■ **EXERCISE GOAL**
Among the entries below, tally each line containing "icon"; respond with the total only.

■ **RECORDS FOR THE TASK**
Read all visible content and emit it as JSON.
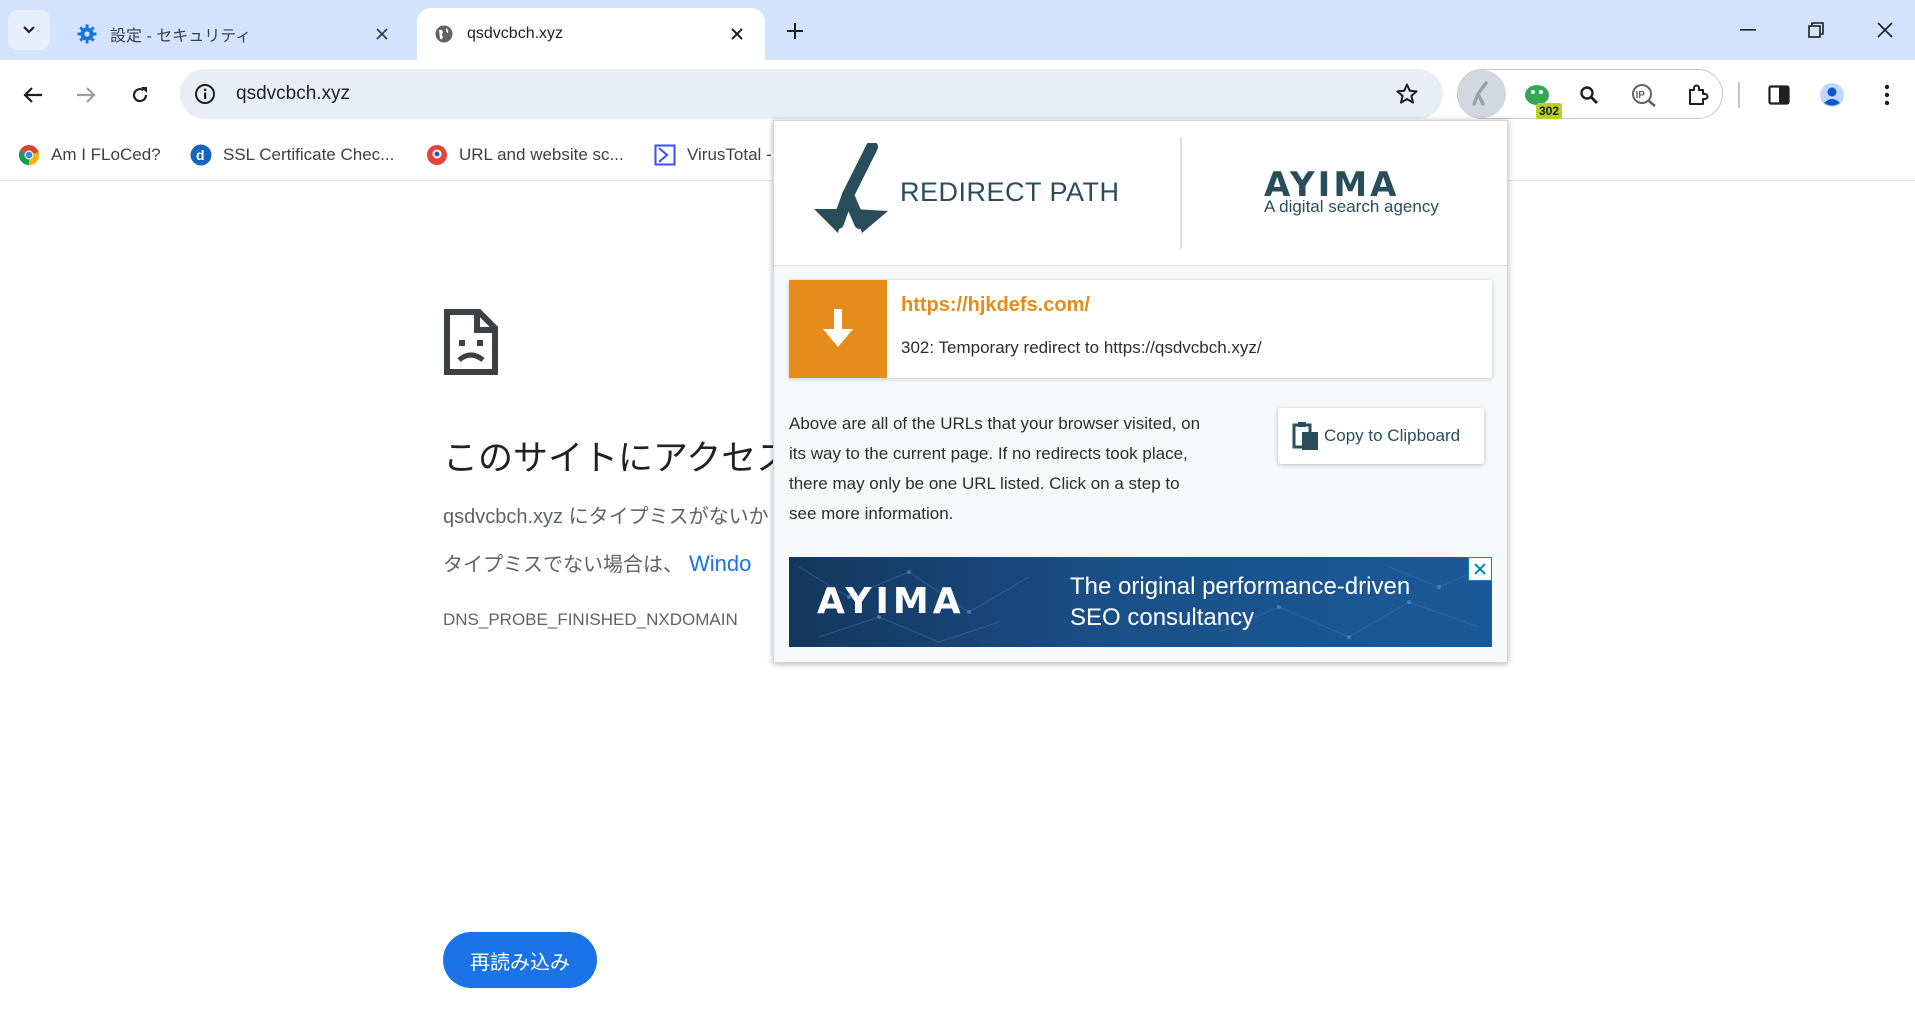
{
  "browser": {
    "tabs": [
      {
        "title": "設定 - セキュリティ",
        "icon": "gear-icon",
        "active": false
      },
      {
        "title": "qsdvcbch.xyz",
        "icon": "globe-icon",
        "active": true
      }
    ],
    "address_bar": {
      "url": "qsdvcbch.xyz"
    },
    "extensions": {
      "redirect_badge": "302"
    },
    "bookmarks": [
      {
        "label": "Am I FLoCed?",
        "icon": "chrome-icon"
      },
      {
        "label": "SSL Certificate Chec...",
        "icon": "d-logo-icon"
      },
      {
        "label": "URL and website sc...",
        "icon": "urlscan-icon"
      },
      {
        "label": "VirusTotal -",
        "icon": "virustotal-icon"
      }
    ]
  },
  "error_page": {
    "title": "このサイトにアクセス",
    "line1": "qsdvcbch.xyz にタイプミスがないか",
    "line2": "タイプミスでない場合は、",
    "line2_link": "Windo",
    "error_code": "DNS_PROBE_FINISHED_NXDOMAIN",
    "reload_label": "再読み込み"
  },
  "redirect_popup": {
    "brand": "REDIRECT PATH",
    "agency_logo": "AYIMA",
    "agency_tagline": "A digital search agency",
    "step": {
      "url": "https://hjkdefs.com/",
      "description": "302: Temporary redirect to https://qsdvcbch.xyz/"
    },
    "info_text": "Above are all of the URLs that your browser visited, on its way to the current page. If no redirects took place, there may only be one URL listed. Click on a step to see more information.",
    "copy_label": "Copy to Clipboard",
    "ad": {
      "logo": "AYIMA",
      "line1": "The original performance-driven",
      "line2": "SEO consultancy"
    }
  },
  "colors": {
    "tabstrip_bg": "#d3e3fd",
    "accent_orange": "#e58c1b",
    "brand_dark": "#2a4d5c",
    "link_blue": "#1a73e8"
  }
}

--

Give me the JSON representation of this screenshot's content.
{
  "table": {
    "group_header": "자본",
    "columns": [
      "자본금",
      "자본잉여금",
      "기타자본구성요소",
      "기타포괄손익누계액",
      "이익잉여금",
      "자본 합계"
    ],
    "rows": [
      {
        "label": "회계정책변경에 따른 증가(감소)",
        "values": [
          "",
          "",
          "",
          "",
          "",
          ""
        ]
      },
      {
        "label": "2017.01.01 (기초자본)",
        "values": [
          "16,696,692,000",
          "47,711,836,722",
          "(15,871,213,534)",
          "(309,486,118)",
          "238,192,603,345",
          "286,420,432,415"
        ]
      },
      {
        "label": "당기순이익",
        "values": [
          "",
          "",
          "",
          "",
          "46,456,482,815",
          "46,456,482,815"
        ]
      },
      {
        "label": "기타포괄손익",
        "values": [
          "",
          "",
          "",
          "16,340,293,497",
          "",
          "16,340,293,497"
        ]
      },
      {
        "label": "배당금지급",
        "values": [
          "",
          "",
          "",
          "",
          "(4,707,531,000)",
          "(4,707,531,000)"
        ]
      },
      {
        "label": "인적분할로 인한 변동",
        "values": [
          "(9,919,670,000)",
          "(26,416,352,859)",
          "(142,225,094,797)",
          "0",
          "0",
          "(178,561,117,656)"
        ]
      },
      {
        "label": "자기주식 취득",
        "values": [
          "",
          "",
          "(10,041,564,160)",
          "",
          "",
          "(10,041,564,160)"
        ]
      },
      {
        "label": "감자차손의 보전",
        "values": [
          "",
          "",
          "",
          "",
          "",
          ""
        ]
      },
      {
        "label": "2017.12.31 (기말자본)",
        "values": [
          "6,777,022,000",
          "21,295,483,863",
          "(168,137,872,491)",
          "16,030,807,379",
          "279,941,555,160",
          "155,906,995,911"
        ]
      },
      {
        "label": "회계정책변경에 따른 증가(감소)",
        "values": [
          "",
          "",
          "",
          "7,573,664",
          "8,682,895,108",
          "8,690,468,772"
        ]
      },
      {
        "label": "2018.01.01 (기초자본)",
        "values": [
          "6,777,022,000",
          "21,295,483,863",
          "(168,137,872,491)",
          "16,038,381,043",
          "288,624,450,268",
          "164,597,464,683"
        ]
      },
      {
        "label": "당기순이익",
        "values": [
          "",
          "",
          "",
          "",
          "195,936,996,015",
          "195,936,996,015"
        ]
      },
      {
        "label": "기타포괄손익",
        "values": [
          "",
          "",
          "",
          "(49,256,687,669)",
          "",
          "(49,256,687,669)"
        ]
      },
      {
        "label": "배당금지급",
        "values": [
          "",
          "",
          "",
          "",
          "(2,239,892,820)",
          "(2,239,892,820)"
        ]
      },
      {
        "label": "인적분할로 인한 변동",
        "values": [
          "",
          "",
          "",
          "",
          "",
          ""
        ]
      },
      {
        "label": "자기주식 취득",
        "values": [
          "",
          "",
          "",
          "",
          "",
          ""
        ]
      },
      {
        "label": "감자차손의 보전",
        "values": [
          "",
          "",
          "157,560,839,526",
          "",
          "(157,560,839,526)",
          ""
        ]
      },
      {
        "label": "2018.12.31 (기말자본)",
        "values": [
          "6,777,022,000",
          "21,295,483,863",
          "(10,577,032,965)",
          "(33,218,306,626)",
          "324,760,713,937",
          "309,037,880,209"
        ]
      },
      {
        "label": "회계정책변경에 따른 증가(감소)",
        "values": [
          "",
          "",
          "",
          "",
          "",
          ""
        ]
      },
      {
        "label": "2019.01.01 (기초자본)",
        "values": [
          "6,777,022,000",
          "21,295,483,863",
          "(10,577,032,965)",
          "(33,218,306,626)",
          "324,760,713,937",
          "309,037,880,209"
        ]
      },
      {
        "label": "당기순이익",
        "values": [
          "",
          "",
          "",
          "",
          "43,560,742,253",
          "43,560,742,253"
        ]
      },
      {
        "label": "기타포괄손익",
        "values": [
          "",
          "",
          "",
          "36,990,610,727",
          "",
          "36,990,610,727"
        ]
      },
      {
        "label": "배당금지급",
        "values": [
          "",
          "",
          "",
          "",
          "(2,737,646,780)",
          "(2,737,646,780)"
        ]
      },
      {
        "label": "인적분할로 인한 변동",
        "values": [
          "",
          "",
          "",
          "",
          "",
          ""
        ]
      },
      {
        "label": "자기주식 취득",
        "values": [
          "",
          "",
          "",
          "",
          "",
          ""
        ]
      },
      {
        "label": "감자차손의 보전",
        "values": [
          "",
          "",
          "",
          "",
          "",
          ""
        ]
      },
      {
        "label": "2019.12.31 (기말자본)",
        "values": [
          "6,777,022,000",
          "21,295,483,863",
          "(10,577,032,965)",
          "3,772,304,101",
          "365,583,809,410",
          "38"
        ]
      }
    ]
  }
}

■ **OUTPUT BELOW**
6